Task requirements: Here is a listing. Write it all out again exactly, but not its pictures.

*** Source data Section Begins ***

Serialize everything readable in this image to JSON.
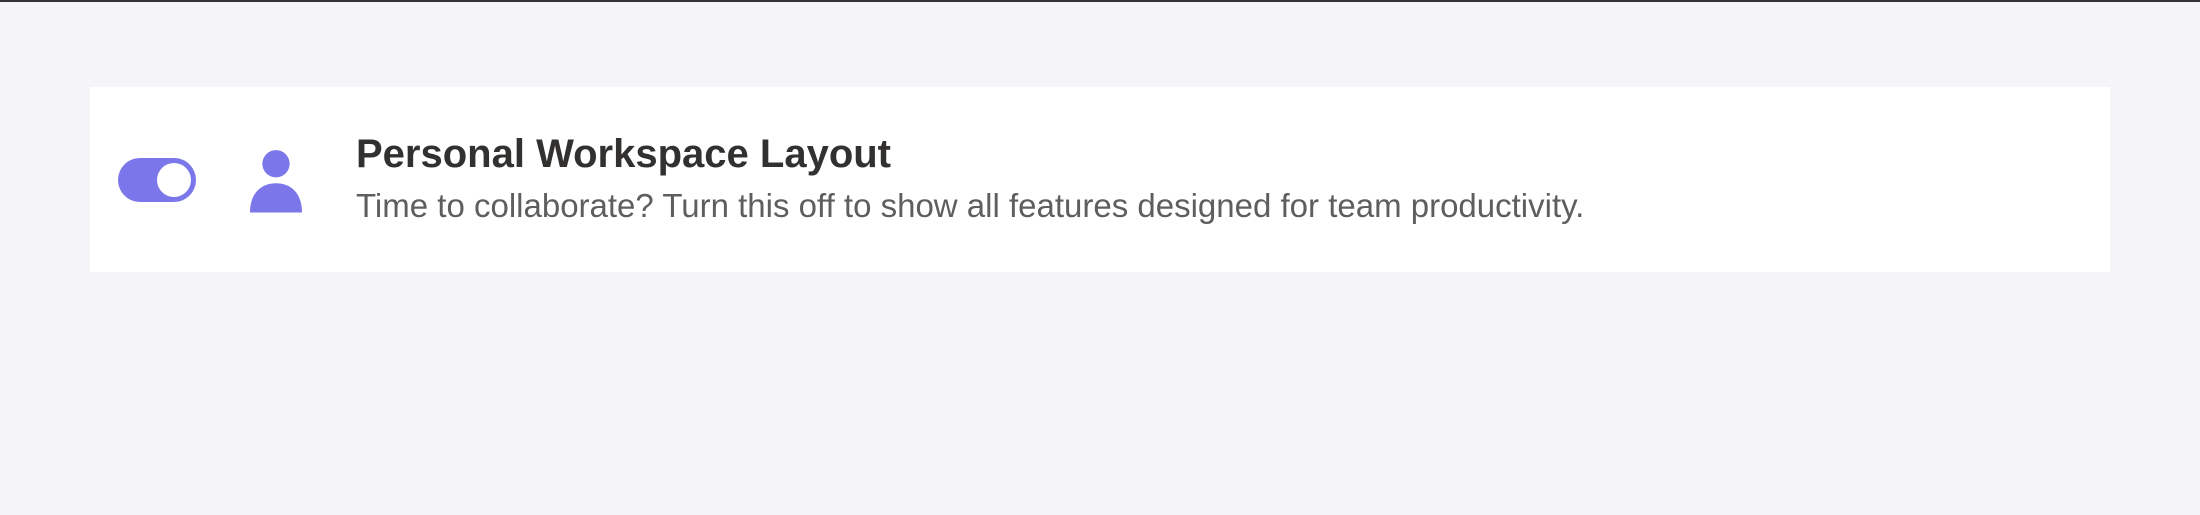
{
  "setting": {
    "title": "Personal Workspace Layout",
    "description": "Time to collaborate? Turn this off to show all features designed for team productivity.",
    "toggle_on": true
  },
  "colors": {
    "accent": "#7b77ea",
    "card_bg": "#ffffff",
    "page_bg": "#f5f5f7",
    "title_text": "#323130",
    "subtitle_text": "#605e5c"
  }
}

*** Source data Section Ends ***

Result of the task:
Serialize everything readable in this image to JSON.
{
  "setting": {
    "title": "Personal Workspace Layout",
    "description": "Time to collaborate? Turn this off to show all features designed for team productivity.",
    "toggle_on": true
  },
  "colors": {
    "accent": "#7b77ea",
    "card_bg": "#ffffff",
    "page_bg": "#f5f5f7",
    "title_text": "#323130",
    "subtitle_text": "#605e5c"
  }
}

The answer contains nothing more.